Oct. 23-29, 2016, is Hungarian Cultural Week in British Columbia, acknowledging the role and contributions Hungarian refugees have made economically, socially and culturally to the province.
This year marks the 60th anniversary since the start of the Hungarian Revolution, which resulted in more than 200,000 refugees fleeing their country. More than 37,000 emigrated to Canada.
More than 200 faculty and students from Hungary’s 200-year-old school of forestry based in Sopron were among those who arrived in Canada and established the Sopron division of the faculty of forestry at the University of British Columbia. A total of 141 Sopron students graduated from the forestry program. One-third of these graduates obtained further credentials, including 20 doctorates.
Over 80% of the graduates remained in Canada, raising families, celebrating their culture and working in forest-based careers. Many of their children continue in the tradition of involvement in the forest sector, with some at the highest echelons of education and industry. Their influence extends into B.C.’s forest practices and policies today, including pulp and paper, wood processing, silviculture, forest health and fire protection, and park and wildlife management.

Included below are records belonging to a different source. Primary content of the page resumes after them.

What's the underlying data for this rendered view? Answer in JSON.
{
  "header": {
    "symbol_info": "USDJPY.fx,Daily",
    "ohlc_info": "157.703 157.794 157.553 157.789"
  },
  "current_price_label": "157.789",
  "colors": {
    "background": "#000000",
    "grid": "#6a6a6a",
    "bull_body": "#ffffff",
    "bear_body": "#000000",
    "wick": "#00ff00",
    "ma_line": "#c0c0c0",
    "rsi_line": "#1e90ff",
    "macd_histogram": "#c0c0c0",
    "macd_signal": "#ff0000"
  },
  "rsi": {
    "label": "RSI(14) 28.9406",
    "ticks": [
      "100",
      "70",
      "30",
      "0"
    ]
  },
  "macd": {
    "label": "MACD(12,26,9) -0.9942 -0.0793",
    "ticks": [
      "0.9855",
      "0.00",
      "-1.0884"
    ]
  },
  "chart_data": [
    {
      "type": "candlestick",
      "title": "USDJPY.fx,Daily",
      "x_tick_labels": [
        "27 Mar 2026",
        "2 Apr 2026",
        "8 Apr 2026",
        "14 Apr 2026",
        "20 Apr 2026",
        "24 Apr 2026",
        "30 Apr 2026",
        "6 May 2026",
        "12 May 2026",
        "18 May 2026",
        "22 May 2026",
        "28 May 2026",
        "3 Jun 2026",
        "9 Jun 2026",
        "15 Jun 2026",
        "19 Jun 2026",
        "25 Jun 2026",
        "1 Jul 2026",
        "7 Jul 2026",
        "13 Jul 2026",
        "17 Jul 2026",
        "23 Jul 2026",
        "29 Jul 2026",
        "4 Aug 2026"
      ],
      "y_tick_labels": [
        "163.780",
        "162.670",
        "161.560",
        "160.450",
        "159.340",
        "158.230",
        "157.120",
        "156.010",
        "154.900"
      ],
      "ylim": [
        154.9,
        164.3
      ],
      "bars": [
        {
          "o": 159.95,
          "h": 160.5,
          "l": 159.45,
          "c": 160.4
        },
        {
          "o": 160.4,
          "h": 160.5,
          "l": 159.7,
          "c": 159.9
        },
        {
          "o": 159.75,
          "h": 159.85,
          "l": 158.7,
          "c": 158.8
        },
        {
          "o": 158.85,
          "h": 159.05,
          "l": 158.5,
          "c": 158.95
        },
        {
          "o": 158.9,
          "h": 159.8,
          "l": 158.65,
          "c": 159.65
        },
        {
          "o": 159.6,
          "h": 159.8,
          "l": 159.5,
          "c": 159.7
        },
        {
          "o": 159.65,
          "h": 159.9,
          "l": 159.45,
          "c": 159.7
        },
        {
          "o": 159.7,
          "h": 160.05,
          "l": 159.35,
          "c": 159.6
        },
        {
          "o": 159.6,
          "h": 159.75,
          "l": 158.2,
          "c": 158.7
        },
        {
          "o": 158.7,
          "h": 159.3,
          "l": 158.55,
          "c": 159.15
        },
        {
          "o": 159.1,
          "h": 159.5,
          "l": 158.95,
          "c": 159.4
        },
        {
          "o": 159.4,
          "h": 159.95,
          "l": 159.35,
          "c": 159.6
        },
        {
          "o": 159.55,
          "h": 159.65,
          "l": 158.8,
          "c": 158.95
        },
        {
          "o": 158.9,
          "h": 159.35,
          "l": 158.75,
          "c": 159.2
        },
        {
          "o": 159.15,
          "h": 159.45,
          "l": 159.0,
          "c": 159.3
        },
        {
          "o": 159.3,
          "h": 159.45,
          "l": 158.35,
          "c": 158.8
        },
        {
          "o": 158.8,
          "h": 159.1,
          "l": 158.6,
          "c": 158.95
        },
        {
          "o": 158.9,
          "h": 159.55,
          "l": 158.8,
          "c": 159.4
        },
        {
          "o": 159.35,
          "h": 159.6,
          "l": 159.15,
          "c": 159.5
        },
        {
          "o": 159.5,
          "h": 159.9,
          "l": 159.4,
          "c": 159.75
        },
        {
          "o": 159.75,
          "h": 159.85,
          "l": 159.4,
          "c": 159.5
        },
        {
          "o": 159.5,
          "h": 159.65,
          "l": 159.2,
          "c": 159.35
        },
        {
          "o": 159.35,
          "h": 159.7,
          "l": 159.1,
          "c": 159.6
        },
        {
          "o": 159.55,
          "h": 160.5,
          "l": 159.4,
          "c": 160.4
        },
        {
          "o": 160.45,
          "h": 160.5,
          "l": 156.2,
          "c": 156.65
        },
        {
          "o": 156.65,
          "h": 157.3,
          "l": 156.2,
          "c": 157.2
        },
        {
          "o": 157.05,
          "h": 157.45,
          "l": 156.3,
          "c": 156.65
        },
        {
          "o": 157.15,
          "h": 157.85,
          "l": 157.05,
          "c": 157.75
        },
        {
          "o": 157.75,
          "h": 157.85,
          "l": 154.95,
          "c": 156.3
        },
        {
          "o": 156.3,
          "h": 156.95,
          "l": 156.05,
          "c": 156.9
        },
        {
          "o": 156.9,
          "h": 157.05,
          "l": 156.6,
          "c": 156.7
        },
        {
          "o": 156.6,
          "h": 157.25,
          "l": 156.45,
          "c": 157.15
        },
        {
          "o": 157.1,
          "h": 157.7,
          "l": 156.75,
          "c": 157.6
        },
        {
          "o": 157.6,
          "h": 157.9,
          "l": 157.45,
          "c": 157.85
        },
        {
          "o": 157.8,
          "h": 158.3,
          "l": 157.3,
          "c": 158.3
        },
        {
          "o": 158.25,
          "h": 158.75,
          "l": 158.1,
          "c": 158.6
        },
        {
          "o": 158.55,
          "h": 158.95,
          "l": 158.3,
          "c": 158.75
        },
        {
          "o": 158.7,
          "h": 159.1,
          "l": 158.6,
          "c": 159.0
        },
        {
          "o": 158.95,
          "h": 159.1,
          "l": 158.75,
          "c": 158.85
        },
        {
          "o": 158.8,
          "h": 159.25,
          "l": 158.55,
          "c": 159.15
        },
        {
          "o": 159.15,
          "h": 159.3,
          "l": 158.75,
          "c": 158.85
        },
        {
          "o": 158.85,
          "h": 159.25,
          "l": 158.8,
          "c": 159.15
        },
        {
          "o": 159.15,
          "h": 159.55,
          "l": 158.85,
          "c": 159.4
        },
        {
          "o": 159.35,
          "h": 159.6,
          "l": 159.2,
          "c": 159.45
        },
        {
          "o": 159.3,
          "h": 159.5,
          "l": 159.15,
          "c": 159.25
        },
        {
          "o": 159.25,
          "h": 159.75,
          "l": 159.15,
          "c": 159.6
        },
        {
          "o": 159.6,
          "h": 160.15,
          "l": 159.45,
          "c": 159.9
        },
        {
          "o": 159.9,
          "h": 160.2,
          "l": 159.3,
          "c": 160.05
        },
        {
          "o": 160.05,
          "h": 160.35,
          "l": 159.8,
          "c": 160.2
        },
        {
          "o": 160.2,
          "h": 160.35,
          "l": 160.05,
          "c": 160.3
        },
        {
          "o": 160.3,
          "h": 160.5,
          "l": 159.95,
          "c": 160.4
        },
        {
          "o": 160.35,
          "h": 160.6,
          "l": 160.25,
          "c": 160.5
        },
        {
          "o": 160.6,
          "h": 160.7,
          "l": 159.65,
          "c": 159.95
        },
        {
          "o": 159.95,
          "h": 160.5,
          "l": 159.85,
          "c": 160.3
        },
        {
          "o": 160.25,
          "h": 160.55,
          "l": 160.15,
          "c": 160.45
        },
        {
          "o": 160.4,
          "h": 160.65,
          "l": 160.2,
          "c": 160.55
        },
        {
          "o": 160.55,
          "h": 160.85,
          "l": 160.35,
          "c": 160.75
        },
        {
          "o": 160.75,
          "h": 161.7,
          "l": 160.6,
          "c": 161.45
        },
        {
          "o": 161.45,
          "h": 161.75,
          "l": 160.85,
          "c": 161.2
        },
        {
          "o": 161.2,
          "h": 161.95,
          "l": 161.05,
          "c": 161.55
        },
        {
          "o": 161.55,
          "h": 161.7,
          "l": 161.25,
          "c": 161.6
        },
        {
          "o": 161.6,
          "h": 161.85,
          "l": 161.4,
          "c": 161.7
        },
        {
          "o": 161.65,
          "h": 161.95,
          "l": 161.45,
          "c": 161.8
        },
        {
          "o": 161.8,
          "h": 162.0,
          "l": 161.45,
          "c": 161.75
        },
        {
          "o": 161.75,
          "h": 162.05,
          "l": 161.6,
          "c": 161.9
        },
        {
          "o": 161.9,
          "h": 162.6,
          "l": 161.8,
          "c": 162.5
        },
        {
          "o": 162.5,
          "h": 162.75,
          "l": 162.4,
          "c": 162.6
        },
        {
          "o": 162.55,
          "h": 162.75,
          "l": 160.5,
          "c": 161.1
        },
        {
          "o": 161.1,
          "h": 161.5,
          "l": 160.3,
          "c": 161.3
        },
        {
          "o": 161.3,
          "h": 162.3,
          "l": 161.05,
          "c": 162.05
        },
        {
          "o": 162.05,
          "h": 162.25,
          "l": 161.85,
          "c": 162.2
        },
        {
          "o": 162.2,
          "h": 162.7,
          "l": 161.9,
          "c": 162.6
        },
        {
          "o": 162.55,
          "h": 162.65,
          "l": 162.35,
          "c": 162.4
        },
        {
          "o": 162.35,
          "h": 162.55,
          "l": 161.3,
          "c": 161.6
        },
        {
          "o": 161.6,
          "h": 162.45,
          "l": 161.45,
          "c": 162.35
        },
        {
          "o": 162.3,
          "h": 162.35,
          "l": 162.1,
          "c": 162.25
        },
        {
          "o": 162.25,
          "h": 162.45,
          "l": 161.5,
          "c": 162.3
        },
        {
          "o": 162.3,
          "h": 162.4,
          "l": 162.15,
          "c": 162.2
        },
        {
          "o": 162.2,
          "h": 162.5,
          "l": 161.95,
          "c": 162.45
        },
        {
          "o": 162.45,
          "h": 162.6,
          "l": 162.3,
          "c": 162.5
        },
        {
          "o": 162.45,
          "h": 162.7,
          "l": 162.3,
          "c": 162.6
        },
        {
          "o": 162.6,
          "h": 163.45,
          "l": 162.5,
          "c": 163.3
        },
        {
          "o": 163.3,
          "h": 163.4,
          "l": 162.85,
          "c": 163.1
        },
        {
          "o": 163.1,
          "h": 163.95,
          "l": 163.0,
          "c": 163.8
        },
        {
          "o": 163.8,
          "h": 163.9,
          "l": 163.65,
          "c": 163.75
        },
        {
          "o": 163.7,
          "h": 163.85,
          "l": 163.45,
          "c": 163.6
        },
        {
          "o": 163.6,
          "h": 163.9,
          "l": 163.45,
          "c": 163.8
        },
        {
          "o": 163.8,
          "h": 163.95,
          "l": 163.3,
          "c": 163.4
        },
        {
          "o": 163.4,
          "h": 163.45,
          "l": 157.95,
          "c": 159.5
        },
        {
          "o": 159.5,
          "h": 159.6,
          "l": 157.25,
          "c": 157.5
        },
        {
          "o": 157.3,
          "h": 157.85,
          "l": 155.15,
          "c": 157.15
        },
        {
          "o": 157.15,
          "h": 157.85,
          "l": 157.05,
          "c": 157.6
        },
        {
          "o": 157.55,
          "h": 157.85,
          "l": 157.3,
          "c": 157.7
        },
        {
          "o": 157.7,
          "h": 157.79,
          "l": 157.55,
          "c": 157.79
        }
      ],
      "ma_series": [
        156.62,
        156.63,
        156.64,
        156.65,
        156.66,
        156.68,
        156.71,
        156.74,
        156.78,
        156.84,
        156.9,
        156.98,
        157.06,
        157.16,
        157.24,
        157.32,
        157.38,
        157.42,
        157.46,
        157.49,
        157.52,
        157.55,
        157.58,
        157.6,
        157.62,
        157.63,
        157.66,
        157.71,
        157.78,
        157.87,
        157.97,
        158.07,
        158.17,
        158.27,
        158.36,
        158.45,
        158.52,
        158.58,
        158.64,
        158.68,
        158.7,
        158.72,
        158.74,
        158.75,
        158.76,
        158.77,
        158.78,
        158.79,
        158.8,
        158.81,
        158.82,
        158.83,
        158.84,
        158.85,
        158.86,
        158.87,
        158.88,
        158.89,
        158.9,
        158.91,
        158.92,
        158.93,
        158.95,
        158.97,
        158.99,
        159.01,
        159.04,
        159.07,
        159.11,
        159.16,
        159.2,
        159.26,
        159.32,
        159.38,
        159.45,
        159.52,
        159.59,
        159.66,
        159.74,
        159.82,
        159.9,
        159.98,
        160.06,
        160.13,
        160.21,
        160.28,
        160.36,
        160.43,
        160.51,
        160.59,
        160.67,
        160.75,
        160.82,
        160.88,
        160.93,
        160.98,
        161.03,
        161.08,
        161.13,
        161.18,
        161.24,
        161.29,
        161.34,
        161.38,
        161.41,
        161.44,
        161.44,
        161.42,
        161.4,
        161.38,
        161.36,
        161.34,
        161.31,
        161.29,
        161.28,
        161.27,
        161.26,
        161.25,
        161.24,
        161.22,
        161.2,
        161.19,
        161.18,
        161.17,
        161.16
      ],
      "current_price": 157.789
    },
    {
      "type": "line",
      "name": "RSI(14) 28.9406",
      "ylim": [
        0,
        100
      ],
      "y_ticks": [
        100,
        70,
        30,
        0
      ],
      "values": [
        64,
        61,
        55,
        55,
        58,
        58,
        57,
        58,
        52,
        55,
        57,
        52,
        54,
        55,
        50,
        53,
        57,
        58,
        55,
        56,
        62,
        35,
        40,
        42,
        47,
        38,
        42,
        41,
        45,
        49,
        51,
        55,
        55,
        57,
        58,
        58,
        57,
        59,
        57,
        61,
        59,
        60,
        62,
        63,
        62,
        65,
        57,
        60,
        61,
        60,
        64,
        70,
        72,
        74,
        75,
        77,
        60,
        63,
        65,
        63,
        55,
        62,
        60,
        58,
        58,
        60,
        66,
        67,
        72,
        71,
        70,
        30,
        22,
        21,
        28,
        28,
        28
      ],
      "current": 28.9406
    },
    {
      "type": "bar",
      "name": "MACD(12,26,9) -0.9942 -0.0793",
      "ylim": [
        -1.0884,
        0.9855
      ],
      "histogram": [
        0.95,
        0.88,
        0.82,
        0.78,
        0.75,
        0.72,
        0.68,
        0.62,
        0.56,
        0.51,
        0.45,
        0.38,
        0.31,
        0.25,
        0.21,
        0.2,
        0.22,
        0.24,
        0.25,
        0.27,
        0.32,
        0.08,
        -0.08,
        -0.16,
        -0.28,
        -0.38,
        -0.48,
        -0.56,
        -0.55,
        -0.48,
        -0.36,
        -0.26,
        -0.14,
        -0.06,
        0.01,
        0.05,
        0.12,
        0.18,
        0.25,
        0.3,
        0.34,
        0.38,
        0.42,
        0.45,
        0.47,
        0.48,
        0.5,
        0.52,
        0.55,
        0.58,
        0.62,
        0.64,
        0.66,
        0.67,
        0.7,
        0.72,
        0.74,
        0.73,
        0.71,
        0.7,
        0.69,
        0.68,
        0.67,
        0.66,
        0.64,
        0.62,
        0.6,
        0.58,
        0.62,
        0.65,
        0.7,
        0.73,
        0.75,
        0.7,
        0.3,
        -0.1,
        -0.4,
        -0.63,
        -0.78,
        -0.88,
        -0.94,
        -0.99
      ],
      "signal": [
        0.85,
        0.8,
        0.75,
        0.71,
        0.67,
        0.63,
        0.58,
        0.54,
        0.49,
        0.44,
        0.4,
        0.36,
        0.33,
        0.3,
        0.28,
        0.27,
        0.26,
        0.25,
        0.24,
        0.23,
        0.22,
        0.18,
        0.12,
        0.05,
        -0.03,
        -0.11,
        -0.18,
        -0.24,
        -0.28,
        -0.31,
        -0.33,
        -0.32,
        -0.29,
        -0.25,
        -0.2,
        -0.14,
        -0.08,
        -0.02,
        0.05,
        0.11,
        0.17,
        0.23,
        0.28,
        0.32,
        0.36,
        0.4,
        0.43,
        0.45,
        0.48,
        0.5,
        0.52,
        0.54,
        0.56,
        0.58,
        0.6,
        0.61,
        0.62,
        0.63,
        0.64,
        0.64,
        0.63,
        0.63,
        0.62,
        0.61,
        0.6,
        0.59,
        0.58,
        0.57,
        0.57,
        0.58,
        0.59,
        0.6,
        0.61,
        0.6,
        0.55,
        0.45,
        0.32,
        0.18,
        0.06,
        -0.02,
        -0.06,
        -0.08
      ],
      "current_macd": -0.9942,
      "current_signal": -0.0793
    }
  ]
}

In 2007, 70 Sopron alumni dedicated a post carved from an 800-year-old western redcedar that fell during the 2006 Stanley Park windstorms and erected it outside of the UBC Forest Sciences Centre. The intricate carving was done in Transylvanian traditional style by recently passed Les Józsa and welcomes students and visitors to the faculty of forestry at UBC.
Steve Thomson, Minister of Forests, Lands and Natural Resource Operations –
“British Columbia’s willingness to help and protect Sopron faculty and students has resulted in enhanced forest policy and knowledge in areas such as sustainable yield, tree growth, forest health, silviculture, and park and wildlife management. Please join me during Hungarian Cultural Week in B.C. to celebrate how Hungarians displaced from their homeland and Hungarian Canadians have contributed to the social, economic and cultural fabric of the province.”
Robert Kozak, associate dean, academic, UBC faculty of forestry and son of Sopron forestry student Dr. Antal (Tony) Kozak –
“Canada, B.C. and UBC opened their arms in welcome, offering freedom and a future when my father and his colleagues were in great need. In return, those from the Sopron forestry school brought knowledge and imprinted a legacy that has influenced forest practices in B.C. and helped position B.C. as a world leader in sustainable forestry and forest products.”
See the Hungarian Cultural Week proclamation:
Read the Sopron Story on the University of British Columbia’s website:
Letters from Hungarian faculty and students that were affected:
A photo of the Hungarian gate that stands outside of UBC’s Forest Sciences Centre can be viewed at: https://www.flickr.com/photos/yahtsek/92910278 and UBC’s news release on its dedication is located at: http://news.ubc.ca/2007/06/14/archive-media-releases-2007-mr-07-060